At Jindal’s food court, the cashiers were shocked to know that the Pakistani students were talking to them in Urdu, not Hindi. Intrigued and interested, they gave the Pakistani students free smoothies. When the Pakistanis showed them their currency, which they requested to keep the notes as souvenirs. “It was an overwhelming experience, and when we left after taking selfies with them, we felt so full of love that the idea of leaving in a few hours teared us up,” said Maryam, a student form LUMS.
On the last evening, we went to Delhi’s famous Dilli Haat. With products for sale from all over the country, Dilli Haat itself represents a mini India. The Pakistanis enjoyed shopping there and we had dinner, rather ironically, at the Jammu & Kashmir stall. Well, we might have differences over Kashmir, but we did enjoy the food at the stall!

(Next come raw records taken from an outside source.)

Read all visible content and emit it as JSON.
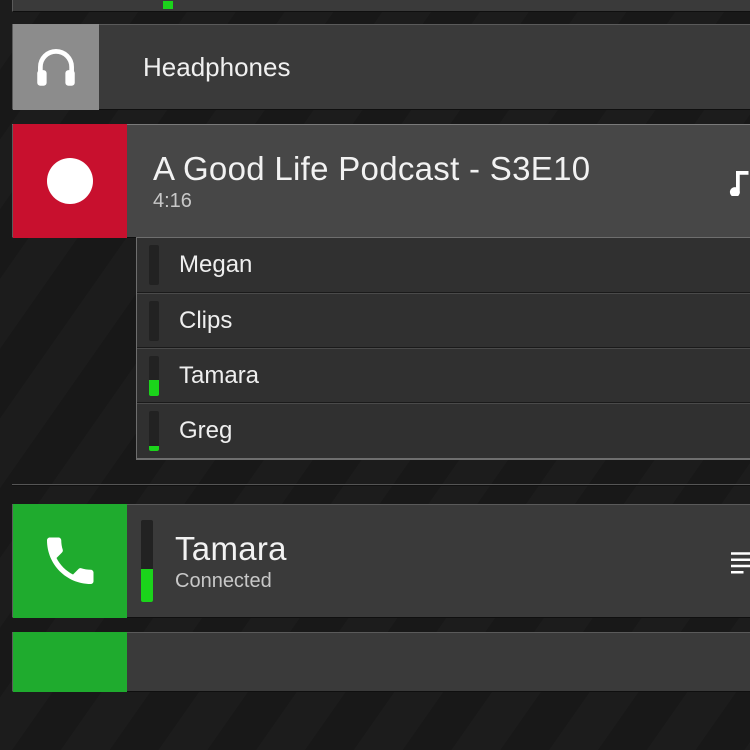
{
  "top_stub": {
    "level": 0.1
  },
  "headphones": {
    "label": "Headphones"
  },
  "recording": {
    "title": "A Good Life Podcast - S3E10",
    "time": "4:16",
    "tracks": [
      {
        "name": "Megan",
        "level": 0.0
      },
      {
        "name": "Clips",
        "level": 0.0
      },
      {
        "name": "Tamara",
        "level": 0.4
      },
      {
        "name": "Greg",
        "level": 0.1
      }
    ]
  },
  "caller": {
    "name": "Tamara",
    "status": "Connected",
    "level": 0.4
  }
}
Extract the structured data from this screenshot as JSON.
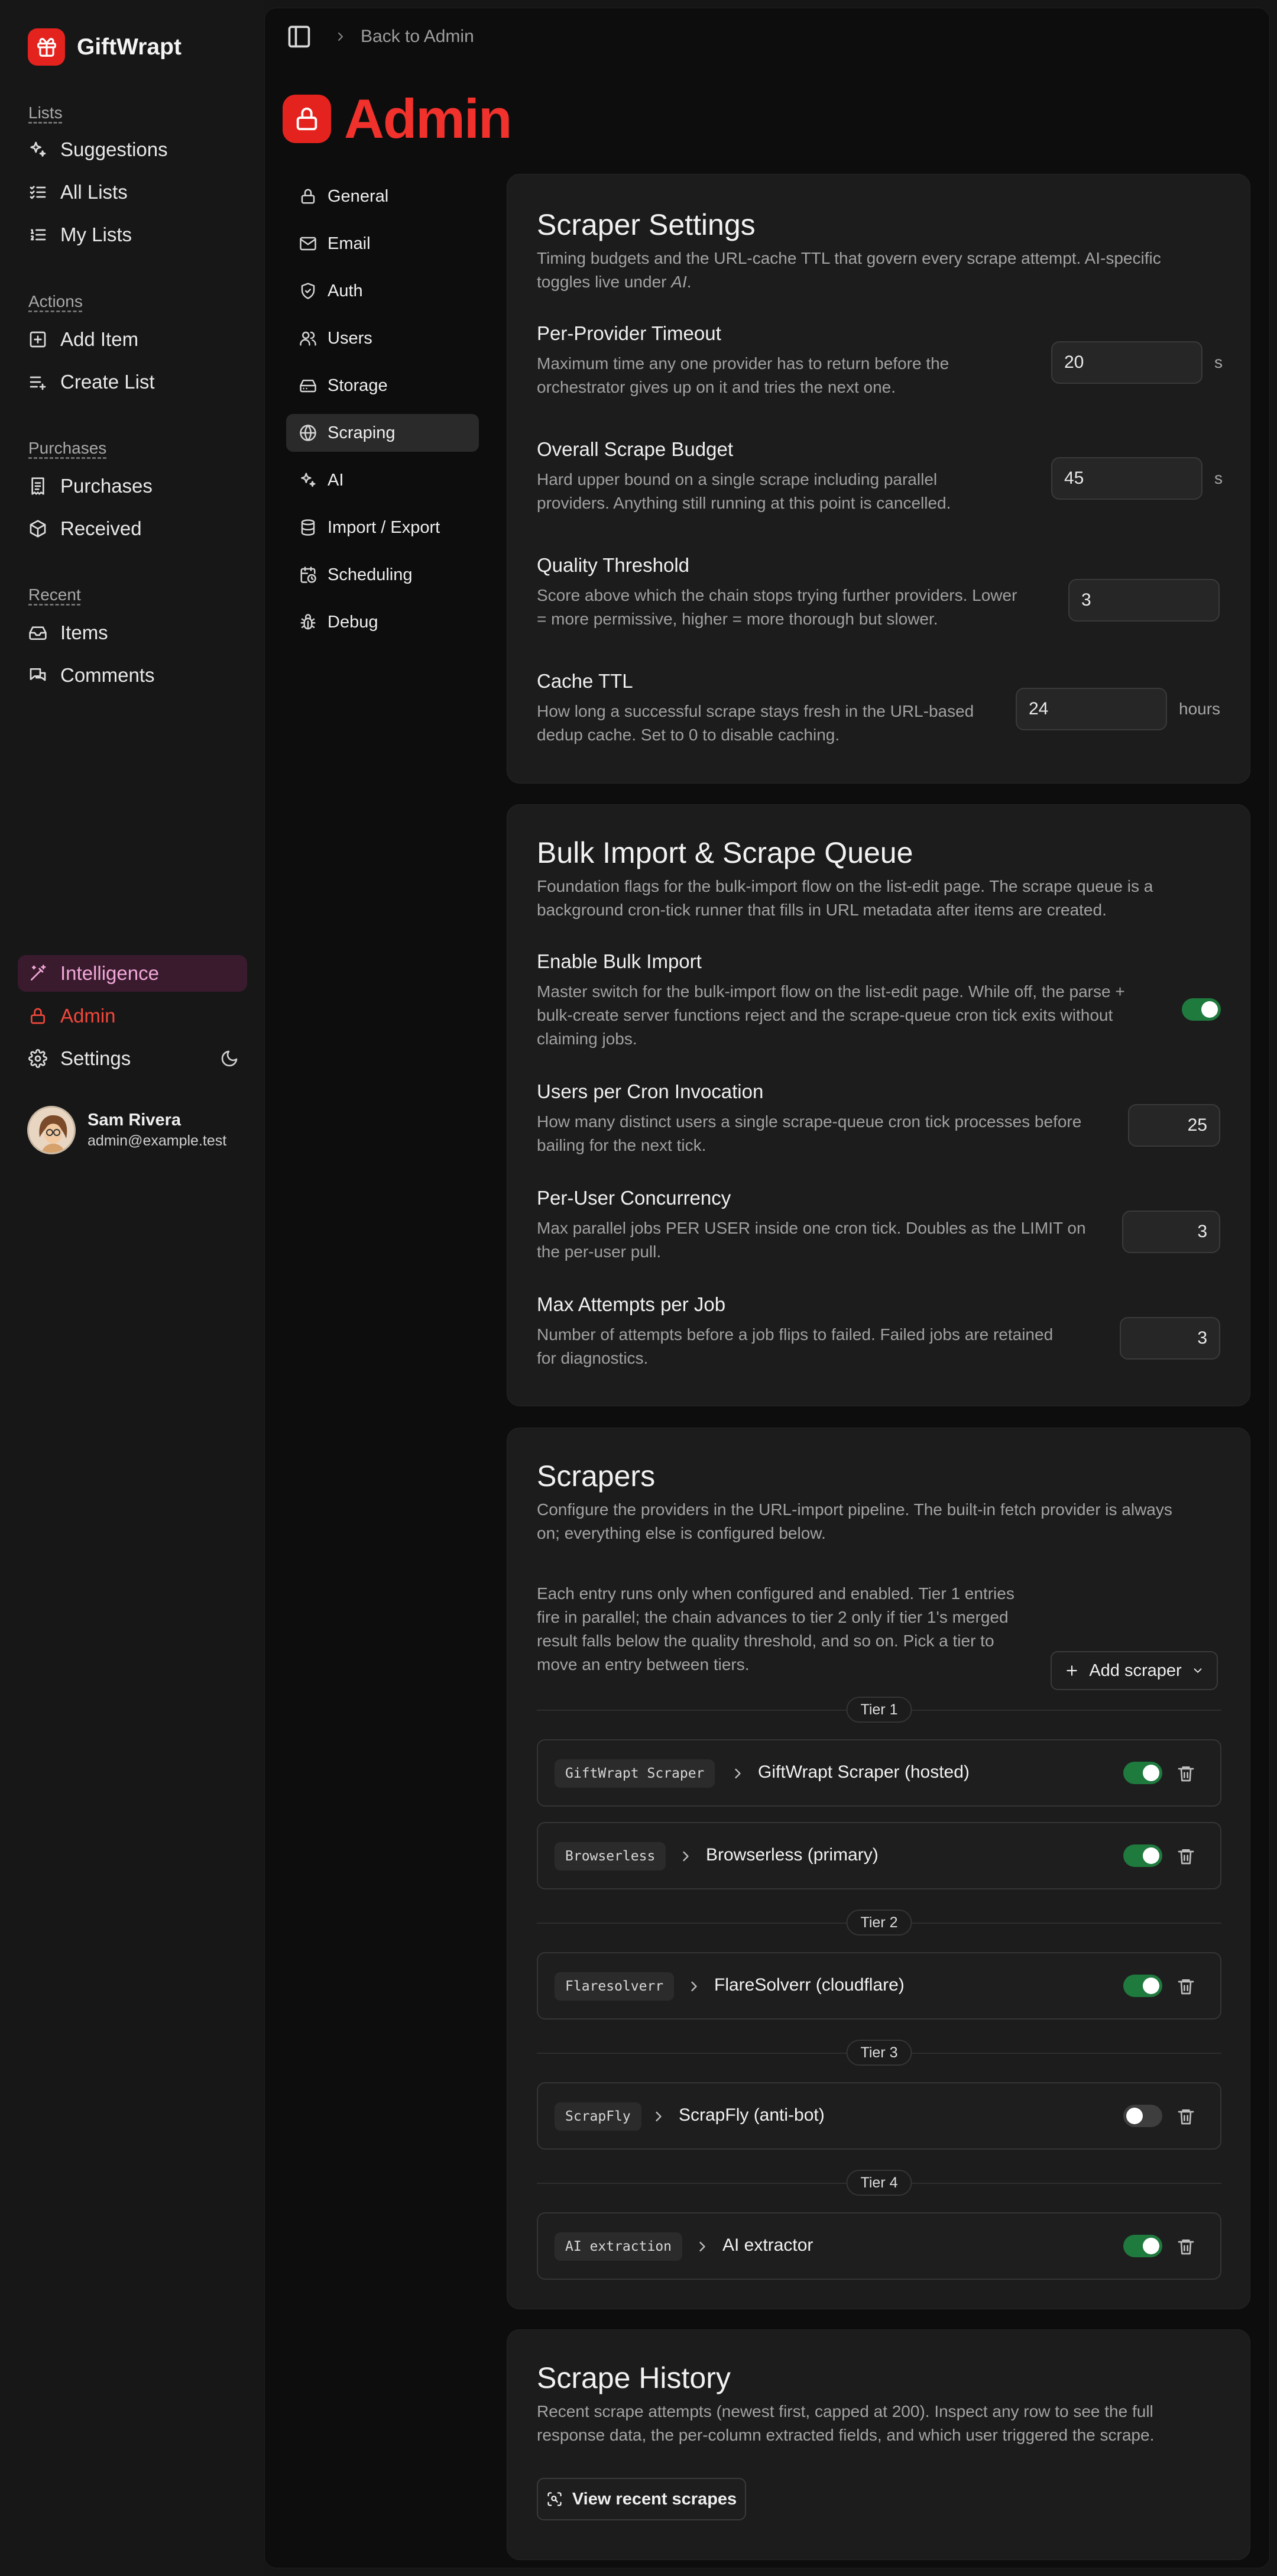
{
  "app": {
    "name": "GiftWrapt"
  },
  "sidebar": {
    "groups": {
      "lists": "Lists",
      "actions": "Actions",
      "purchases": "Purchases",
      "recent": "Recent"
    },
    "items": {
      "suggestions": "Suggestions",
      "all_lists": "All Lists",
      "my_lists": "My Lists",
      "add_item": "Add Item",
      "create_list": "Create List",
      "purchases": "Purchases",
      "received": "Received",
      "items": "Items",
      "comments": "Comments",
      "intelligence": "Intelligence",
      "admin": "Admin",
      "settings": "Settings"
    },
    "user": {
      "name": "Sam Rivera",
      "email": "admin@example.test"
    }
  },
  "header": {
    "breadcrumb": "Back to Admin",
    "title": "Admin"
  },
  "admin_nav": {
    "general": "General",
    "email": "Email",
    "auth": "Auth",
    "users": "Users",
    "storage": "Storage",
    "scraping": "Scraping",
    "ai": "AI",
    "import_export": "Import / Export",
    "scheduling": "Scheduling",
    "debug": "Debug",
    "active": "Scraping"
  },
  "scraper_settings": {
    "title": "Scraper Settings",
    "desc_prefix": "Timing budgets and the URL-cache TTL that govern every scrape attempt. AI-specific toggles live under ",
    "desc_link": "AI",
    "desc_suffix": ".",
    "fields": {
      "timeout": {
        "label": "Per-Provider Timeout",
        "desc1": "Maximum time any one provider has to return before the",
        "desc2": "orchestrator gives up on it and tries the next one.",
        "value": "20",
        "unit": "s"
      },
      "budget": {
        "label": "Overall Scrape Budget",
        "desc1": "Hard upper bound on a single scrape including parallel",
        "desc2": "providers. Anything still running at this point is cancelled.",
        "value": "45",
        "unit": "s"
      },
      "quality": {
        "label": "Quality Threshold",
        "desc1": "Score above which the chain stops trying further providers. Lower",
        "desc2": "= more permissive, higher = more thorough but slower.",
        "value": "3"
      },
      "cache": {
        "label": "Cache TTL",
        "desc1": "How long a successful scrape stays fresh in the URL-based",
        "desc2": "dedup cache. Set to 0 to disable caching.",
        "value": "24",
        "unit": "hours"
      }
    }
  },
  "bulk_import": {
    "title": "Bulk Import & Scrape Queue",
    "desc1": "Foundation flags for the bulk-import flow on the list-edit page. The scrape queue is a",
    "desc2": "background cron-tick runner that fills in URL metadata after items are created.",
    "fields": {
      "enable": {
        "label": "Enable Bulk Import",
        "desc1": "Master switch for the bulk-import flow on the list-edit page. While off, the parse +",
        "desc2": "bulk-create server functions reject and the scrape-queue cron tick exits without",
        "desc3": "claiming jobs.",
        "enabled": true
      },
      "users_per_cron": {
        "label": "Users per Cron Invocation",
        "desc1": "How many distinct users a single scrape-queue cron tick processes before",
        "desc2": "bailing for the next tick.",
        "value": "25"
      },
      "concurrency": {
        "label": "Per-User Concurrency",
        "desc1": "Max parallel jobs PER USER inside one cron tick. Doubles as the LIMIT on",
        "desc2": "the per-user pull.",
        "value": "3"
      },
      "max_attempts": {
        "label": "Max Attempts per Job",
        "desc1": "Number of attempts before a job flips to failed. Failed jobs are retained",
        "desc2": "for diagnostics.",
        "value": "3"
      }
    }
  },
  "scrapers": {
    "title": "Scrapers",
    "desc1": "Configure the providers in the URL-import pipeline. The built-in fetch provider is always",
    "desc2": "on; everything else is configured below.",
    "info1": "Each entry runs only when configured and enabled. Tier 1 entries",
    "info2": "fire in parallel; the chain advances to tier 2 only if tier 1's merged",
    "info3": "result falls below the quality threshold, and so on. Pick a tier to",
    "info4": "move an entry between tiers.",
    "add_label": "Add scraper",
    "tiers": [
      "Tier 1",
      "Tier 2",
      "Tier 3",
      "Tier 4"
    ],
    "entries": [
      {
        "type": "GiftWrapt Scraper",
        "name": "GiftWrapt Scraper (hosted)",
        "enabled": true
      },
      {
        "type": "Browserless",
        "name": "Browserless (primary)",
        "enabled": true
      },
      {
        "type": "Flaresolverr",
        "name": "FlareSolverr (cloudflare)",
        "enabled": true
      },
      {
        "type": "ScrapFly",
        "name": "ScrapFly (anti-bot)",
        "enabled": false
      },
      {
        "type": "AI extraction",
        "name": "AI extractor",
        "enabled": true
      }
    ]
  },
  "history": {
    "title": "Scrape History",
    "desc1": "Recent scrape attempts (newest first, capped at 200). Inspect any row to see the full",
    "desc2": "response data, the per-column extracted fields, and which user triggered the scrape.",
    "button": "View recent scrapes"
  },
  "colors": {
    "brand": "#e5231e",
    "admin_title": "#f0312c",
    "toggle_on": "#1f7a3e",
    "intelligence": "#f0a7d8"
  }
}
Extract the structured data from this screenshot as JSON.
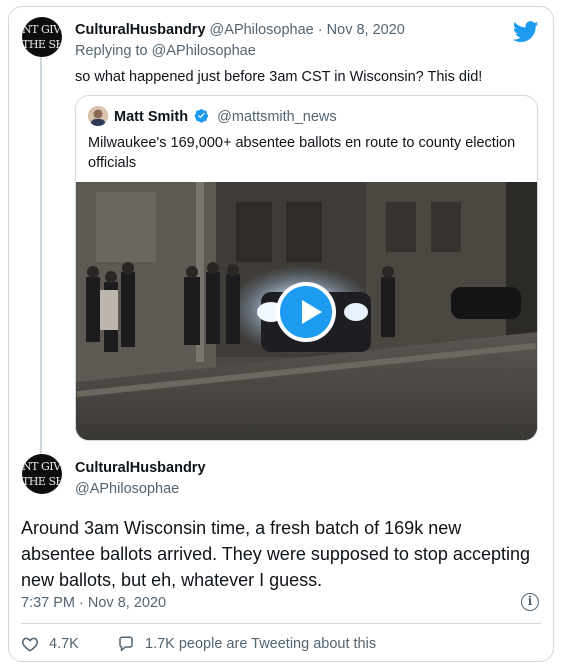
{
  "tweet1": {
    "author_name": "CulturalHusbandry",
    "author_handle": "@APhilosophae",
    "separator": "·",
    "date": "Nov 8, 2020",
    "replying_prefix": "Replying to",
    "replying_to": "@APhilosophae",
    "text": "so what happened just before 3am CST in Wisconsin? This did!",
    "avatar_lines": [
      "NT GIVE",
      "THE SHI"
    ]
  },
  "quote": {
    "author_name": "Matt Smith",
    "author_handle": "@mattsmith_news",
    "text": "Milwaukee's 169,000+ absentee ballots en route to county election officials"
  },
  "tweet2": {
    "author_name": "CulturalHusbandry",
    "author_handle": "@APhilosophae",
    "text": "Around 3am Wisconsin time, a fresh batch of 169k new absentee ballots arrived. They were supposed to stop accepting new ballots, but eh, whatever I guess.",
    "timestamp": "7:37 PM · Nov 8, 2020",
    "likes": "4.7K",
    "conversation": "1.7K people are Tweeting about this",
    "avatar_lines": [
      "NT GIVE",
      "THE SHI"
    ]
  },
  "colors": {
    "accent": "#1d9bf0",
    "text": "#0f1419",
    "muted": "#536471",
    "border": "#cfd9de"
  },
  "icons": [
    "twitter-bird-icon",
    "verified-badge-icon",
    "play-icon",
    "info-icon",
    "heart-icon",
    "conversation-icon"
  ]
}
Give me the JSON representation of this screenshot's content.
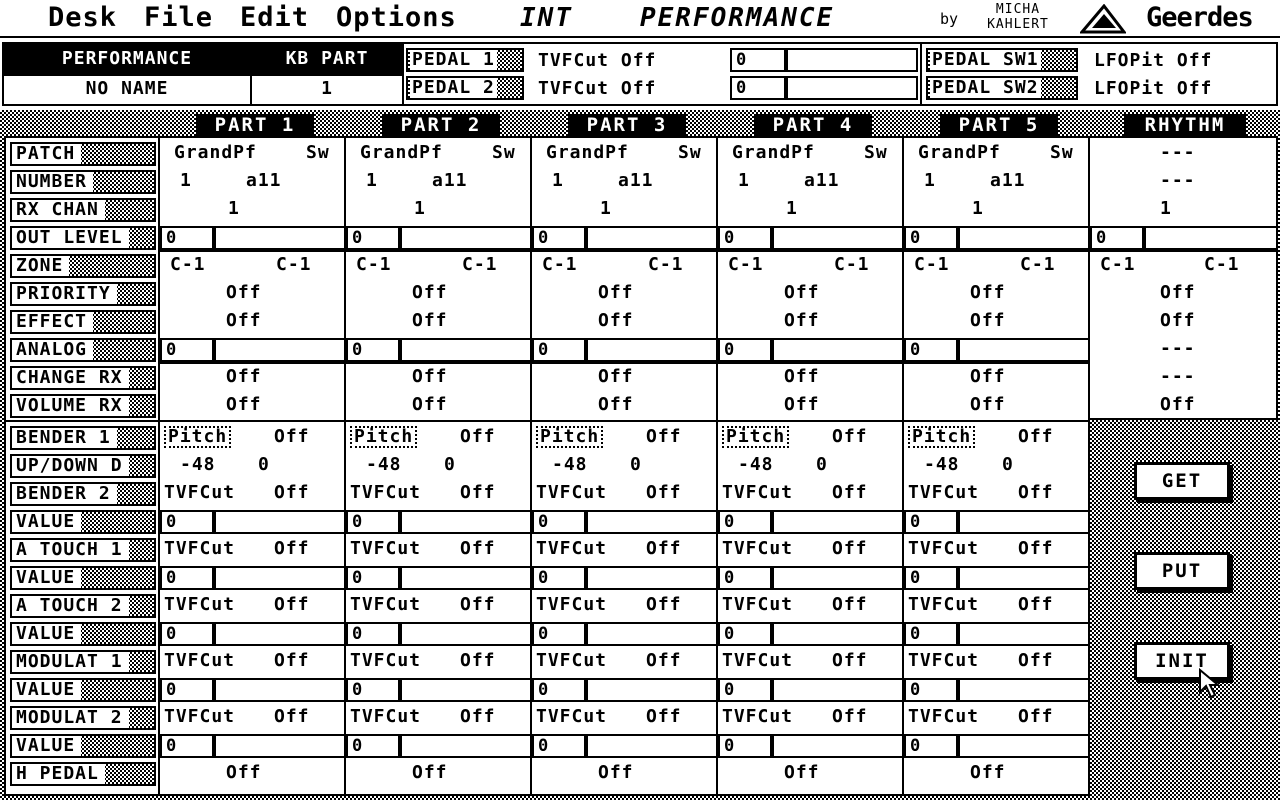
{
  "menu": {
    "desk": "Desk",
    "file": "File",
    "edit": "Edit",
    "options": "Options"
  },
  "title": {
    "left": "INT",
    "right": "PERFORMANCE"
  },
  "credits": {
    "by": "by",
    "author_first": "MICHA",
    "author_last": "KAHLERT",
    "brand": "Geerdes"
  },
  "header": {
    "performance_label": "PERFORMANCE",
    "performance_name": "NO NAME",
    "kb_part_label": "KB PART",
    "kb_part_value": "1",
    "pedal1_label": "PEDAL 1",
    "pedal1_value": "TVFCut Off",
    "pedal1_num": "0",
    "pedal2_label": "PEDAL 2",
    "pedal2_value": "TVFCut Off",
    "pedal2_num": "0",
    "pedal_sw1_label": "PEDAL SW1",
    "pedal_sw1_value": "LFOPit Off",
    "pedal_sw2_label": "PEDAL SW2",
    "pedal_sw2_value": "LFOPit Off"
  },
  "part_headers": [
    "PART 1",
    "PART 2",
    "PART 3",
    "PART 4",
    "PART 5",
    "RHYTHM"
  ],
  "row_labels": {
    "patch": "PATCH",
    "number": "NUMBER",
    "rx_chan": "RX CHAN",
    "out_level": "OUT LEVEL",
    "zone": "ZONE",
    "priority": "PRIORITY",
    "effect": "EFFECT",
    "analog": "ANALOG",
    "change_rx": "CHANGE RX",
    "volume_rx": "VOLUME RX",
    "bender1": "BENDER 1",
    "updown": "UP/DOWN D",
    "bender2": "BENDER 2",
    "value_b2": "VALUE",
    "atouch1": "A TOUCH 1",
    "value_at1": "VALUE",
    "atouch2": "A TOUCH 2",
    "value_at2": "VALUE",
    "modulat1": "MODULAT 1",
    "value_m1": "VALUE",
    "modulat2": "MODULAT 2",
    "value_m2": "VALUE",
    "hpedal": "H PEDAL"
  },
  "parts": {
    "patch_name": "GrandPf",
    "patch_sw": "Sw",
    "number_a": "1",
    "number_b": "a11",
    "rx_chan": "1",
    "level": "0",
    "zone_lo": "C-1",
    "zone_hi": "C-1",
    "off": "Off",
    "pitch": "Pitch",
    "updown_a": "-48",
    "updown_b": "0",
    "tvfcut": "TVFCut"
  },
  "rhythm": {
    "dash": "---",
    "rx_chan": "1",
    "level": "0",
    "zone_lo": "C-1",
    "zone_hi": "C-1",
    "off": "Off"
  },
  "buttons": {
    "get": "GET",
    "put": "PUT",
    "init": "INIT"
  }
}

We spent a lot of time together during their visit. The lawns in JGU were witness to our candid conversations. We not only talked about all the good things but also about the contentious issues of both our nations.
We agreed that the new generations of Indians and Pakistanis have an important role in establishing peace between the two countries and for that to happen, we need more people-to-people interactions. We promised to see each other again and communicate regularly. The morning the Pakistanis left JGU seemed surreal; the parting was an emotional one we shall not forget so easily.
As we recollect the time spent with them and write about it, we turn nostalgic. We have fond memories of one evening when we sang the song Afreen together. Indians and Pakistanis singing together in unison seemed so wonderful, we believe the world would love to hear it. Wouldn’t it?
Parvaz Lamba is a fourth year student of OPJGU’s integrated law program with an interest in human rights, peace and conflict, and cultural studies. Siddhartha Pantula is a first year Masters student of the Course Diplomacy, Law and Business (International Relations) at OPJGU, focusing on South Asia as his academic area of interest.
Foundations of South Asian History jointly offered by Prof. Pallavi Raghavan, OP Jindal Global University, and. Prof. Ali Qasmi, Lahore University of Management Sciences, involved a semester of studying together via Skype and doing collaborative work. The Pakistani students joined their Indian counterparts on 11 May 2018.
What a good idea. Shared history and culture need to be promoted. Extremism on both sides should be defeated. The first step should be exchange of cultural groups between the two countries, followed by relaxation of visa for travelling and tourism.